  • I prepared a trigger warning as we would be discussing mental health and sharing experiences which people might find distressing and drew up a list of support services in Indian and the UK for attendees, if they needed them. 

Any resources you used?

  • I used a free app called Piktochart to make a poster. It is easy to use and you can use clip art and illustration. 
  • Eventbrite, a free event registration website 
  • I used Social media and LinkedIn to promote the event
  • I used Zoom for hosting the online event. With a free Zoom account you can host an event or meeting for up to a maximum of 40 minutes. I paid a monthly subscription of £12 as my event was longer than this. However you could also use Facebook live and BeLive which are free.
  • I got "Just Another Illness" T-shirt printed to wear and promote my mental health blog.

How did you promote the activity to get people to come?

  • I posted on social media in the days running up to the activity to create a buzz
  • I also used private facebook groups which featured the audiences I wanted to reach and who could get the maximum benefit from my event. They are groups for women/men, different communities and interest groups. 

How did the activity go?

  • It went really well. The presenters mostly stuck to the time limit. One section overran so we were delayed by about 10-15 minutes. 
  • There were no internet issues in the UK or India!

Highlight of the activity?

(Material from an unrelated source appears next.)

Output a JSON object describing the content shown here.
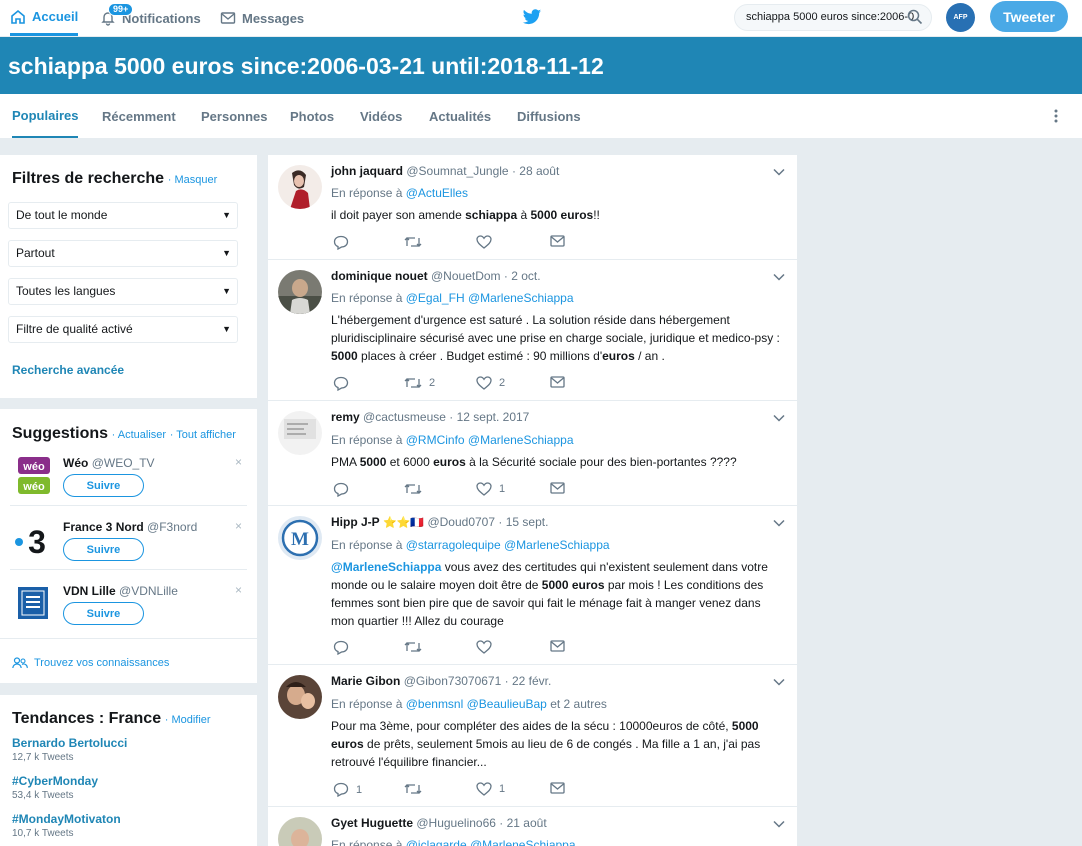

  • Starting with mindfulness was great for everyone to relax and the mixture of having activities and speakers worked well sandwiching talking about difficult things between fun activities.
  • Jon's story was really powerful and gave many of us goosebumps. He also used slides and pictures to illustrate his journey which was really moving.
  • Three people approached me after the event to say it had really helped them coming to terms with their own mental health and others said they had learnt a lot more about mental health in general, how to speak about it and support others.
  • I loved the Bollywood dancing and ending with this on a high note.

Anything you would do differently next time?

  • I would allow a longer time for the speakers and activities so I would have less planned for the one event to give everything more room
  • I would try not to stress so much about promoting it and losing sleep over worrying about the numbers attending. We ended up having 32 people attend which was lower than the 84 who had booked on Eventbrite but it didn't matter as the people who attended really benefited from it. 
  • I would plan how much time I would spend on organising it -  it doesn’t need to be a full time job!

What are your top tips for running an online activity?

  • Don’t try and do too much so it gets out of hand. Have a bunch of people who can help you and take on some of the responsibilities, so you’re are not doing it all alone for example someone could take the lead on sending reminder emails to attendees or you might know someone who would love to act as the MC or host on the day. 
  • Think about how much time you need to plan and how you are going to look after yourself throughout the process. 
  • Have calls with presenters so you can get to know them and be comfortable working with them and get rapport going
  • Ensure the lighting in your room works for being seen on Zoom and that the technology is set up correctly
  • Make sure people have resources they need and space set up to participate beforehand eg. paper to do art or space to do yoga
  • Have any speakers or activity leaders  join 15 min early on the day so you can test everything is working correctly. 
  • Keep the chat alive during the event and get people commenting. It creates a buzz and allows interaction.